* PROBLEM: Check every line of the entries below for "avatar", and copy the lines that have it.

* RECORDS FOR THIS TASK:
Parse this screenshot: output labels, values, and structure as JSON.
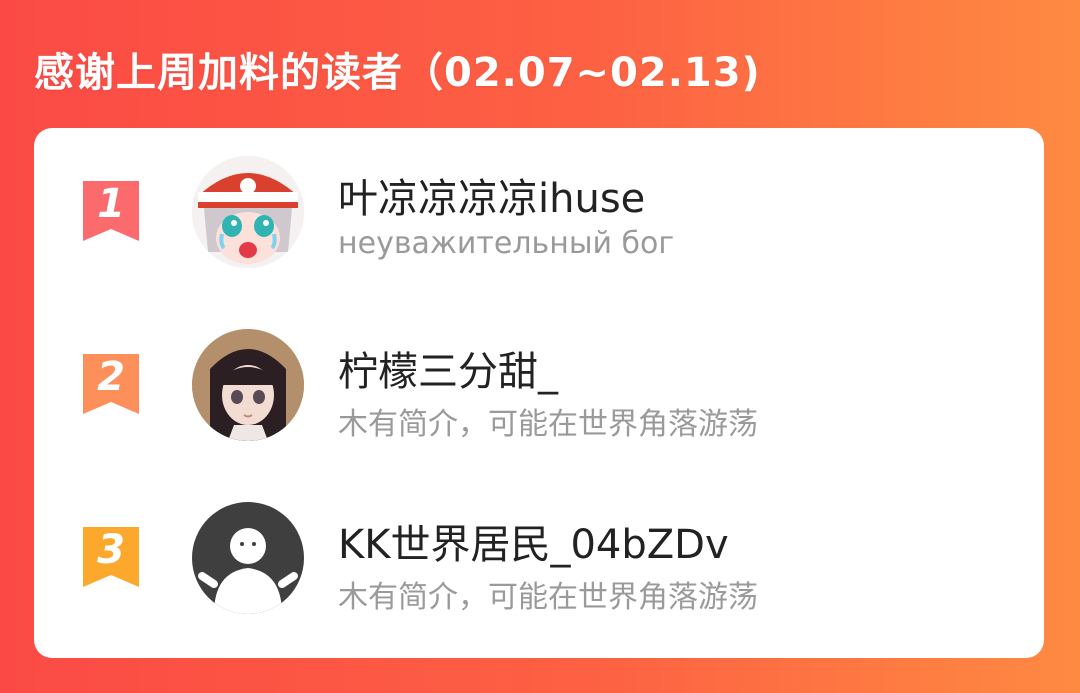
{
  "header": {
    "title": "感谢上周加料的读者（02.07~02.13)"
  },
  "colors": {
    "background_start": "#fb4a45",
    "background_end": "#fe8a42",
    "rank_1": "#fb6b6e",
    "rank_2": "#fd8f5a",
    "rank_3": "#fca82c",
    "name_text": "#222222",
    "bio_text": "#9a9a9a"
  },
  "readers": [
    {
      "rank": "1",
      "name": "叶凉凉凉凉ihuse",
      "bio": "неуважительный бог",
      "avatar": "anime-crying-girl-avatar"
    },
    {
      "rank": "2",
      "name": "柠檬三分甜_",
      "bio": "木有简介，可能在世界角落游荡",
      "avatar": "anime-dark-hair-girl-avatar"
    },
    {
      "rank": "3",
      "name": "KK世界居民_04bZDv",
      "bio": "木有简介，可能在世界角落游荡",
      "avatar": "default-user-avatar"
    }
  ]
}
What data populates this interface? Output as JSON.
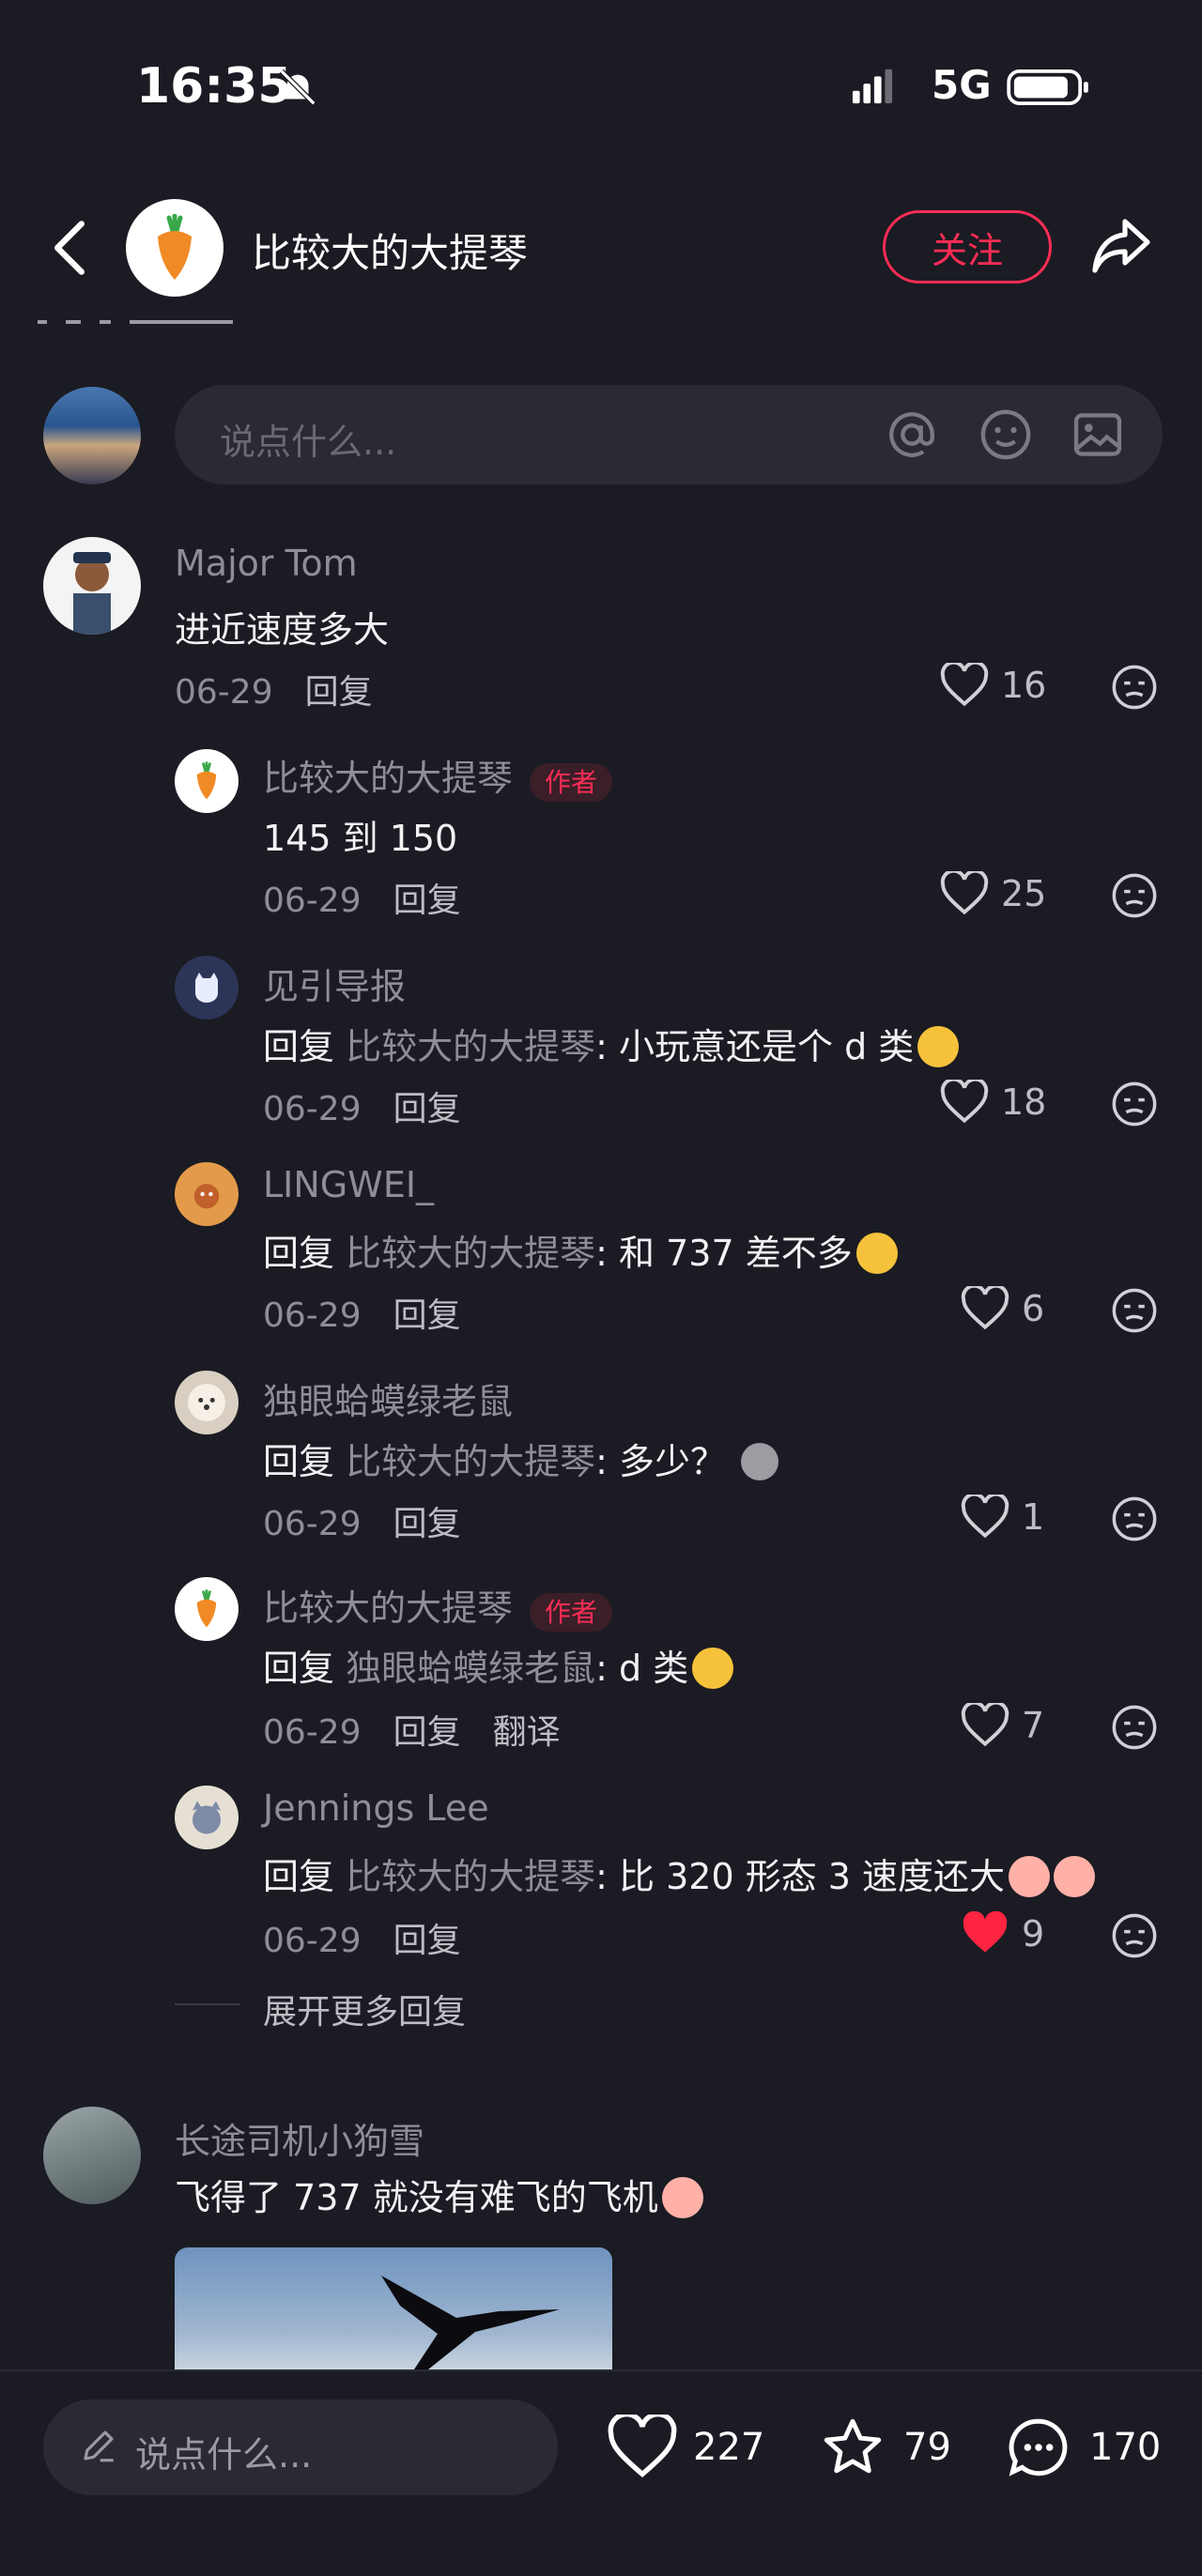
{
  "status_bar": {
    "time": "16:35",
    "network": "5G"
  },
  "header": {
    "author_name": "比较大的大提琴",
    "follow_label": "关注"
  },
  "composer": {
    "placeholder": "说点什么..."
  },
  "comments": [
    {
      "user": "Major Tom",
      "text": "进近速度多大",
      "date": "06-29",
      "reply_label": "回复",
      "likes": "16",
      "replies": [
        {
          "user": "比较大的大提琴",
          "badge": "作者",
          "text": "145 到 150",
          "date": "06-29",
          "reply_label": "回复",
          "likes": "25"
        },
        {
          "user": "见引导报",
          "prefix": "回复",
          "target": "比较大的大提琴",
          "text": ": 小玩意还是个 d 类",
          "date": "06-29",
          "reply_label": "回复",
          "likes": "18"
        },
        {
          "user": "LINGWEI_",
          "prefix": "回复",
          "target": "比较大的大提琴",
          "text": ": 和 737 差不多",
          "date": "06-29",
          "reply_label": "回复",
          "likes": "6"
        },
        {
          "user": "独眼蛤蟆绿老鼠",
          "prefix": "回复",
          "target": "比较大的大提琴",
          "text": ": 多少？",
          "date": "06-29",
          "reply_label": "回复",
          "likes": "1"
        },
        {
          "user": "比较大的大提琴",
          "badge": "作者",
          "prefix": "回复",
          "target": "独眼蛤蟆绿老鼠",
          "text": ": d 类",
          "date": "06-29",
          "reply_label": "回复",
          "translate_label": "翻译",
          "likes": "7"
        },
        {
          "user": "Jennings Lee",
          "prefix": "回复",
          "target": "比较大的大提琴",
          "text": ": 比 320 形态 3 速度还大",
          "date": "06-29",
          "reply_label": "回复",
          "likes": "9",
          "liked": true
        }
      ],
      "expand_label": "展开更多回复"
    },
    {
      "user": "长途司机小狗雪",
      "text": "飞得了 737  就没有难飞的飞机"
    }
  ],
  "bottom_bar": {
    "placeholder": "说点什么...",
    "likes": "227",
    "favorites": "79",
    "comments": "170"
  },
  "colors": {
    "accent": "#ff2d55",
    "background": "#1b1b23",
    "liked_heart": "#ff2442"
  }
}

* SOLUTION TO THIS TASK:
      "avatar": "anime-crying-girl-avatar"
      "avatar": "anime-dark-hair-girl-avatar"
      "avatar": "default-user-avatar"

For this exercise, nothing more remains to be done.